ERW 2015 Event overview
European Robotics Week 2015
European Robotics Week 2015 (ERW2015), 23-29 November 2015
Communication Centre: Bristol, UK
The European Robotics Week offers one week of various robotics related activities across Europe for the general public, highlighting growing importance of robotics in a wide variety of application areas. The Week aims at inspiring technology education in students of all ages to pursue careers in STEM-related fields, i.e. science, technology, engineering and math. In 2015, over 700 robotics events took place in European and associate countries.
Organised by euRobotics AISBL, European Robotics Week has so far attracted over 200,000 people during its five years of existence and encouraged young and old to become involved in hundreds of different robotics related activities year after year.
This year, the heart of the European Robotics Week was a series of events in Bristol UK organised by euRobotics AISBL and the Bristol Robotics Laboratory. The festivities began with an eye-opening debate on “Robots and Society” in the UK city of Bristol on Tuesday, with experts versed in strategy, business, academia, law and policy discussing robotics and economy and robotics and ethics in two panel debates. Bridging the gap between cutting-edge research in academia and the vibrant robotics start-up ecosystem was the subject of the “Robots: From Imagination to Market” event on the second day in Bristol with leading UK and EU innovators, researchers, start-ups and strategists. There was more: the day finished with a robot build-a-thon, where kids aged 5-14 years helped researchers build 100 robots to ‘treat’ artificial cancer cells.
Tuesday, 24 November
Welcome Reception – Inauguration of European Robotics Week
Open discussion with the public about Robots & Society
Wednesday, 25 November
Venue: Watershed &
Robots: From Imagination to Market
Wednesday, 25 November
Venue: @Bristol Science Museum
Bristol kids build a swarm of 100 robots
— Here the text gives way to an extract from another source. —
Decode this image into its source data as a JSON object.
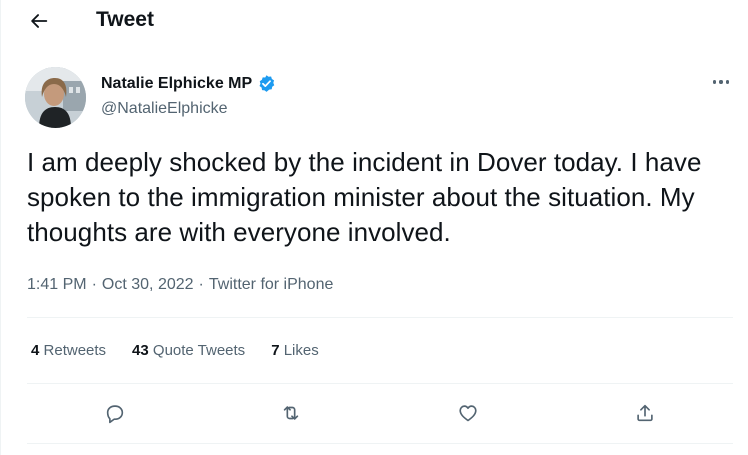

Events were organised locally by the Bristol Robotics Laboratory and collaborators (scientists, labs, teachers, schools, robotics engineers, robot makers etc.), but centrally listed and co-promoted. euRobotics AISBL, the European association for a Public-Private Partnership in robotics, served as the central coordinator. The events were supported through national coordinators who promoted the idea among their national networks and communities.